Over the last weeks we have been looking at the story of Nehemiah and his efforts to rebuild the walls of Jerusalem. We have been viewing this remarkable story through the context of the ruins of our own life. We have all been standing in a position where we needed to rebuild. We have all looked around our own community and realized that it is not what it once was. Rebuilding is harder than building. When we build something new the entire process is filled with enthusiasm, vision, and expectations. When we are forced to rebuild we stand amongst the ruins of our reality with the memories of what once was.
This stands true in our own community as well. We hear catch phrases from politicians, community leaders, and religious clergy say “we need to return Centralia to the way it used to be,” or “we need our neighborhood like it once was.” Such statements reflect the ideology of those who stand in ruins focused on what once was. The real work of rebuilding takes place after the headlines fade, the march is over, and the sermon or election is far past. Like Nehemiah, the real rebuilding begins when no one is watching or even taking notice. So what have we learned from Nehemiah’s rebuilding blocks that are relevant for us today. First there needs to be unity of purpose. We need participants’ not just spectators. Individuals need to be moved so deeply that they actually stop commenting on social media and get their hands dirty. When an entire group of people can come together with a common goal or single purpose, amazing things can get accomplished. It takes unity with a purpose but it also takes harmony with diversity. Like Nehemiah we need families, clergy, politicians, rich people, poor people, business owners, young, old, men, women, and children all working together in harmony. We need religious leaders to put aside their personal theology or agendas and work with others who differ to serve all of God’s people. When we come together we can accomplish more but more importantly we get exposed to the diversity of our neighbor. Working alongside someone, we get to know them, understanding them more, and see your similarities and differences. You become a community when diverse people work together for a common communal goal.
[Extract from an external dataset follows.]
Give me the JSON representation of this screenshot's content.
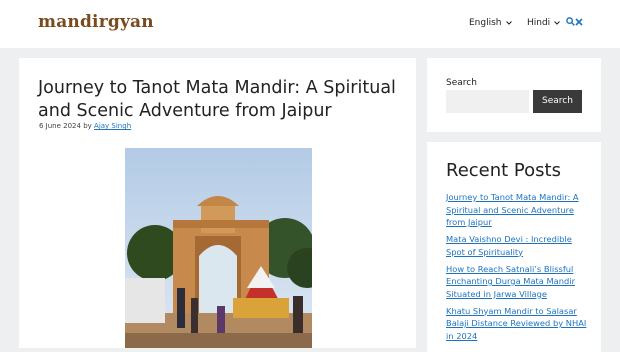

There is unity with purpose, harmony with diversity, and last courage to participate. To rebuild takes courage. Rebuilding takes a tremendous amount of courage, strength, and endurance. We must acknowledge that there are individuals or groups in our life and in our community who do not desire to make it better. They will deflect, ridicule, and sabotage any rebuilding efforts. So like Nehemiah, we must not allow them to distract us from the job ahead. If we want to rebuild, before the first brick is replaced, we must be unified in our purpose, harmonious in our diversity, and courageous in our participation. It will not be as easy as standing in the ruins, remembering what once was, and doing nothing. So let us begin this journey of rebuilding together.
Be kind to one another..
Peace, Love and Happiness: